It has to be my favorite quote from 'Pride and Prejudice'. I say it every time I am going on a fun trip ... I have even got 'im indoors saying it now. So, yes, 'pleasure bent again Lizzy' - in just 5 days to Hollywood ... yippee! If you missed the it (and I can't imagine you haven't been following the thread) I am attending the SCBWI summer conference in Los Angeles. Just seems to have been one fun trip after another this year, and it's not over yet! Lucky me (mixed with a lot of hard work). So I feel the old quote will be dragged out several more times before I am done with 2010.

It will be fun to meet up with Sheralyn Barnes, a gal I met at the NY winter conference (and fellow illustrator/author) . Yee gads, we are even rooming. This could be make or break for our friendship. (Check her work out). But I am predicting a lot o' fun. networking and possibly the odd cocktail. (Or two.)

Meanwhile, back at the drawing board, what's been going on in the attic ..... ?

OH! OH! The Lovely Art Director (from here on in known as LAD), emailed me to say I have been chosen to illustrate the Lovely Publisher's book on Autism. VERY EXCITED. So watch this space for more news. Giddy to tell all, but you know what it's like. So LAD will hopefully be calling me today to discuss NUMBERS. (I am good on 1 to 10 thanks). ETC. Whatever ETC is. I am really going to enjoy this project because I am also going to get to do all the text by hand which I have always wanted to have a go at. So - CELEBRATION in LA for me!

In between 'cleaning ship' (as we used to say in the Royal Navy) in prep. for the visit of in-laws (arrive today) I have been working on my portfolio. I have stuck to the same style this time ... and OMG it is so PASTEL (colour I mean not medium). Totally odd for me, cos I do like my dark colours. Well we will see.

Here are a couple from 'Share the Bear' which are in there.
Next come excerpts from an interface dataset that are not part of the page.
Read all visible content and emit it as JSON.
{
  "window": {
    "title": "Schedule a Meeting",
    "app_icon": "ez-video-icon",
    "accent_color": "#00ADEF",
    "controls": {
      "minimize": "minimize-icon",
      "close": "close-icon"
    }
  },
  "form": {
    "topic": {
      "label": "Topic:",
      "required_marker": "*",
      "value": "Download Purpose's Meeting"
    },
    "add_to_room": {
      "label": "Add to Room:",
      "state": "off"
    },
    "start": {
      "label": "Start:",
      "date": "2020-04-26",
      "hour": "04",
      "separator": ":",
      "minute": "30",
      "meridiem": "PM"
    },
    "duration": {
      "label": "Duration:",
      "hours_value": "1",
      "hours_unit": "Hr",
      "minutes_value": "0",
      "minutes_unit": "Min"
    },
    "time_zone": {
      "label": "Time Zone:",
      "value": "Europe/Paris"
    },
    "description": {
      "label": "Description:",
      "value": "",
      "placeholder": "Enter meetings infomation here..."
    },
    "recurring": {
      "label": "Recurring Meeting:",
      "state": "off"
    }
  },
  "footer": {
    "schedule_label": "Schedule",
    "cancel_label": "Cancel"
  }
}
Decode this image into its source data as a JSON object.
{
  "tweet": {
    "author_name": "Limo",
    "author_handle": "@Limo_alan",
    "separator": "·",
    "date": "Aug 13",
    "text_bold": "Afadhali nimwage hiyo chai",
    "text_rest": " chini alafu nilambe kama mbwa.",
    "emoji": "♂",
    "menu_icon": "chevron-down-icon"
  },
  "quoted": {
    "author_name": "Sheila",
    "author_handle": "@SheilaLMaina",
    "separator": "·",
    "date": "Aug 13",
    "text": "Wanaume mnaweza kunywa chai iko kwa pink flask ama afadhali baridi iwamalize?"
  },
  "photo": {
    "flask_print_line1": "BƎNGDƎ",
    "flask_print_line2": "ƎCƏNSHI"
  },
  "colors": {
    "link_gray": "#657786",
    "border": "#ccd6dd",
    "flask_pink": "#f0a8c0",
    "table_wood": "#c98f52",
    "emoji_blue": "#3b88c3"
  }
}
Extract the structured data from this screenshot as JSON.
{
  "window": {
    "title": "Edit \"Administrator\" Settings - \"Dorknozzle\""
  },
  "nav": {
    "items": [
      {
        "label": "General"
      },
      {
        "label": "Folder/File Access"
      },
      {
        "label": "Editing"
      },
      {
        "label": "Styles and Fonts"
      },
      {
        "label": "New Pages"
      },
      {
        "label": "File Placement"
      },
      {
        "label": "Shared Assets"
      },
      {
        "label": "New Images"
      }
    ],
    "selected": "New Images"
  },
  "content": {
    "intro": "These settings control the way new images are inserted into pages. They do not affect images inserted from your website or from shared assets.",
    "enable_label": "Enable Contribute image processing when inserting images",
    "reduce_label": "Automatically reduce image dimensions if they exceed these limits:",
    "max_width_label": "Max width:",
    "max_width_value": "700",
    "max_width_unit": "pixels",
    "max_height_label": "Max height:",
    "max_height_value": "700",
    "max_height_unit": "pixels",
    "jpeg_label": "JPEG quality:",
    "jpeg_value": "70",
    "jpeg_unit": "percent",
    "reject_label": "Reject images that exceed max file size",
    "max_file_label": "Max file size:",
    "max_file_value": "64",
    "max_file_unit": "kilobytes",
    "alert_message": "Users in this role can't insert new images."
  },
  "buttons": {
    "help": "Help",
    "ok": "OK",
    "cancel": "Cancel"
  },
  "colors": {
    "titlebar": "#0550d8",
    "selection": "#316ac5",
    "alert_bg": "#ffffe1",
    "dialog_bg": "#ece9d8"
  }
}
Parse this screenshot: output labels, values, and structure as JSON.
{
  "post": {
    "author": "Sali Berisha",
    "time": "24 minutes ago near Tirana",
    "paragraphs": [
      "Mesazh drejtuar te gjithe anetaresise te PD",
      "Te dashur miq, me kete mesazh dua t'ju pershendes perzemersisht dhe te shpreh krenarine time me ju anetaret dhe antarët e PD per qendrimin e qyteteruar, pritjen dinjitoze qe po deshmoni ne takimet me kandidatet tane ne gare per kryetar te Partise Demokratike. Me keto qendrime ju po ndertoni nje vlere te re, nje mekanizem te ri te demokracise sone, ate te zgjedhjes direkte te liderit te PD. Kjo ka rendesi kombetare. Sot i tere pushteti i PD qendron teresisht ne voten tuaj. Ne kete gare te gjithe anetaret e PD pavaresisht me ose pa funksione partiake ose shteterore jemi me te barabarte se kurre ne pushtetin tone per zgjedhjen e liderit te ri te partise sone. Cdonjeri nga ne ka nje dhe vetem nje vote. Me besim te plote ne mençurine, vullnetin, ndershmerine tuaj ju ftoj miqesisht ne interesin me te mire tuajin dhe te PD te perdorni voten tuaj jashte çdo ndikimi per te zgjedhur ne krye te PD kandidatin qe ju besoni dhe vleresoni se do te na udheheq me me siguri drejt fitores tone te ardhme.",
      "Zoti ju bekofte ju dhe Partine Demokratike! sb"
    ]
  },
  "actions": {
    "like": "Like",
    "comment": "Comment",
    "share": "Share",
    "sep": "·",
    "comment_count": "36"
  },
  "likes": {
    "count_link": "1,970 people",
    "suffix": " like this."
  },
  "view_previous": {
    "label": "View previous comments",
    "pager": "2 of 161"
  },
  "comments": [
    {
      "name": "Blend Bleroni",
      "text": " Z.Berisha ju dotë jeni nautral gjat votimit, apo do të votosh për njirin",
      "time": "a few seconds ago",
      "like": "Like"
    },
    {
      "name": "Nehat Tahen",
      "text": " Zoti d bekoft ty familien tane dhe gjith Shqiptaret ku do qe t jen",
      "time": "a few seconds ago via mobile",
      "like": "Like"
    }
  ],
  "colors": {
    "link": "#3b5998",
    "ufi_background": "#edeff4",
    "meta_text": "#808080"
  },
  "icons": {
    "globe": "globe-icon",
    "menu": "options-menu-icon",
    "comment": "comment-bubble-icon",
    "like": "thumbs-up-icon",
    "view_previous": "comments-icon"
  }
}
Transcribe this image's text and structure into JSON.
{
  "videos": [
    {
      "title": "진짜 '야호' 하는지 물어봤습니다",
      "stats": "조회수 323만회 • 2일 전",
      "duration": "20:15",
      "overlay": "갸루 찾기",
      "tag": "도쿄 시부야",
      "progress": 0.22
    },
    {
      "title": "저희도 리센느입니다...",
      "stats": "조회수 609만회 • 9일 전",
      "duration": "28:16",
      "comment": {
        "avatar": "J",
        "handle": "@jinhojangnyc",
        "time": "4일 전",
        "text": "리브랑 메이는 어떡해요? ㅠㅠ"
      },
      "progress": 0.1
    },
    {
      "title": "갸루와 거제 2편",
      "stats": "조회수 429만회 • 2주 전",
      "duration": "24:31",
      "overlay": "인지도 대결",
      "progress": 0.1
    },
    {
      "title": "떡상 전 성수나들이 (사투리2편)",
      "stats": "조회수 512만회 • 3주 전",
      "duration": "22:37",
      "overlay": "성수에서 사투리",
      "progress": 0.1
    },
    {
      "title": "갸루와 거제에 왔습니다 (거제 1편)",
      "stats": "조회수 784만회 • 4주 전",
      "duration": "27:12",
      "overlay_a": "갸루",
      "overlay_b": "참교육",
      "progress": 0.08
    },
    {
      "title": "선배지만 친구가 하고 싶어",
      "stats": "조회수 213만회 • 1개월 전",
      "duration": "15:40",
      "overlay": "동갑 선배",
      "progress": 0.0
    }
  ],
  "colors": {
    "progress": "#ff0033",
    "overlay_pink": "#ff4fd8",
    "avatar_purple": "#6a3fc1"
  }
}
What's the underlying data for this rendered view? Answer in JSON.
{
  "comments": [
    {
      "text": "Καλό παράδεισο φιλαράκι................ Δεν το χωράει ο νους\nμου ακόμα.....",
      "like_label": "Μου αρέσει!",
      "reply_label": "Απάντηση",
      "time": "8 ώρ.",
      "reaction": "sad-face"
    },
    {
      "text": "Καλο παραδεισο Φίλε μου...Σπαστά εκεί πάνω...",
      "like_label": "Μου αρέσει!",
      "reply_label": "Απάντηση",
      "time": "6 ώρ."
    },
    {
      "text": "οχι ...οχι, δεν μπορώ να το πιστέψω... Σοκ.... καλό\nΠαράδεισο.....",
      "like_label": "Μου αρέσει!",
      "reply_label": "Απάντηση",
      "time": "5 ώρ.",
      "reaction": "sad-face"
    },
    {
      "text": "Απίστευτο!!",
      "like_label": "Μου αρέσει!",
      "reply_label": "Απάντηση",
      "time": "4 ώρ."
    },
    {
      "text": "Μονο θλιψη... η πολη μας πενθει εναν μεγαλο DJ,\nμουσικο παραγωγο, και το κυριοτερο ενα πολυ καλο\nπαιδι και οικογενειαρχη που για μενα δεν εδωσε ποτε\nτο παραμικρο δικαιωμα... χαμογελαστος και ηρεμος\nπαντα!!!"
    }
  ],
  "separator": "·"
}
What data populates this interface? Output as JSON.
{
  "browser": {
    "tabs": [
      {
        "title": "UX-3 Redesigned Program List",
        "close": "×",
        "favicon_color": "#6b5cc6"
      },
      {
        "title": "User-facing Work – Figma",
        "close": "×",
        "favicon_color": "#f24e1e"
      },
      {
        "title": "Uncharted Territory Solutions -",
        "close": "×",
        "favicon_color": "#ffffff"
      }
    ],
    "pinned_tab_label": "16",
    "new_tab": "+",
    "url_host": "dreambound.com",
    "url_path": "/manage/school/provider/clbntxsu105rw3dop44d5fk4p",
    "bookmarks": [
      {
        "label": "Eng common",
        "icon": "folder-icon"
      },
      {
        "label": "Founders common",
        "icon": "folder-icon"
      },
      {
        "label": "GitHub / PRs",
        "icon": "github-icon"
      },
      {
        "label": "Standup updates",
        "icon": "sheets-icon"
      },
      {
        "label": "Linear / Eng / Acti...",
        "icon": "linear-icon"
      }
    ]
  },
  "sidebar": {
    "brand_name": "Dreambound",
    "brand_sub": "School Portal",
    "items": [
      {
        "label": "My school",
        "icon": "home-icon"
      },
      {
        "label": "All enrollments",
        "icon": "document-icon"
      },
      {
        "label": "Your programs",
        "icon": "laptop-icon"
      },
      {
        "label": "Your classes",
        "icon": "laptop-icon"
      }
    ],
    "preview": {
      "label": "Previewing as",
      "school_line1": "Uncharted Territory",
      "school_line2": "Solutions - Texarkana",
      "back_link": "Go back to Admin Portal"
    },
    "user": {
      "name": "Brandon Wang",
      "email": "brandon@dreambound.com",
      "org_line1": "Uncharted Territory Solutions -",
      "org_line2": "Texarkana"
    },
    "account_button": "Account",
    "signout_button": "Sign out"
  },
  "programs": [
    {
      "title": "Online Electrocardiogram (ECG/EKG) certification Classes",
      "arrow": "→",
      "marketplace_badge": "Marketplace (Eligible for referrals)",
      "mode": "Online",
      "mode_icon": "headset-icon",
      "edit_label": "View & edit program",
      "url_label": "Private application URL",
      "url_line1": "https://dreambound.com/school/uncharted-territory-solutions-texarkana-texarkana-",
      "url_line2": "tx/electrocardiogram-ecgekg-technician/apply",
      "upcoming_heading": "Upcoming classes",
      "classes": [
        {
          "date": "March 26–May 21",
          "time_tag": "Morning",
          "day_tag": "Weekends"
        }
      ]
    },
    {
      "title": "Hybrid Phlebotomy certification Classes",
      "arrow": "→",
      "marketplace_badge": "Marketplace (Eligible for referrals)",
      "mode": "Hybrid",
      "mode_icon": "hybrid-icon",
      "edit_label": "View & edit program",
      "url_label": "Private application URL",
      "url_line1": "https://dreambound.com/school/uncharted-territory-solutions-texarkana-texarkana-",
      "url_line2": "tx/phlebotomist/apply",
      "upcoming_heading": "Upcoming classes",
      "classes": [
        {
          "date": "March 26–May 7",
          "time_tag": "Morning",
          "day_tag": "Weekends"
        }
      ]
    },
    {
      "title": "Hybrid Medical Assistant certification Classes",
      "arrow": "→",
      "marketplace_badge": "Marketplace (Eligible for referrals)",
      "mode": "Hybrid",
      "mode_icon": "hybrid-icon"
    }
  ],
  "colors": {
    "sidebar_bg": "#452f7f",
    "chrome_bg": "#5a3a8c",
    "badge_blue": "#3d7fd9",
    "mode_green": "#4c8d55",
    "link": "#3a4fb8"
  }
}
Portfolio organized ... new biz cards and postcards ... small photo size portfolio to fill and I'll be good to go.

SERIOUS MOMENT: Bought 'Reading Magic' by Mem Fox this week (as recommended by Allyn Johnstone in a seminar). Excellent so far. Gave myself a break from chores/work yesterday and bimbled over to Tim Horton's for some carbs (which I DO NOT NEED - note to self). Sitting munching and reading away quite happily. Mem talking about how early you should begin reading to your child. Now, I was only thinking the other day that I have no real memories of being read to particularly. I remember laying in bed reading 'A Child's Garden of Verses' when I was 5, and then I was on to chapter books and beyond. I have virtually no memory of picture books, although I am sure there were a-plenty.

My childhood was somewhat unsettled in many ways. I think my mother fell out of love with books when the general wear and tear of real life got to her, and, apart from trashy novels, I never saw her read much. But I know she did as a child and teenager and loved Dickens and some of the classics. But it was something I had to come to on my own; books and art were my escape.

And then, as I was reading Mem Fox's words, I suddenly remembered images of my sister reading with me ... a memory that was buried deep down. My sister is 9 years older than me, and although we do not have a close relationship now, she looked after me a great deal when I was young. And right there, in Tim Horton's I found tears pouring down my cheeks! Oh no! I dabbed them away, feigning something in my eye, as you do, even though no one is really looking and sniffed all the way home. So that's the last time I take a book to read in Tim Horton's on a lunchtime! But it does remind me how potent childhood memories can be, and how serious this fun occupation of writing and illustrating for children really is.

Right-o ... I must get back to gluing down the floor tiles in the kitchen and cutting the grass so the place is the best it can be for the relatives inspection. Why do we feel the need? Sigh.

I'll be back to the blog after I return from Los Angeles.

Now, where did I put the Tums? Must remember to pack them.

Tatty Bye from Maine.

aka The Wacky Brit.

PS ... Here are some of my notes from the last conference ... it's a wonder I ever remember anything!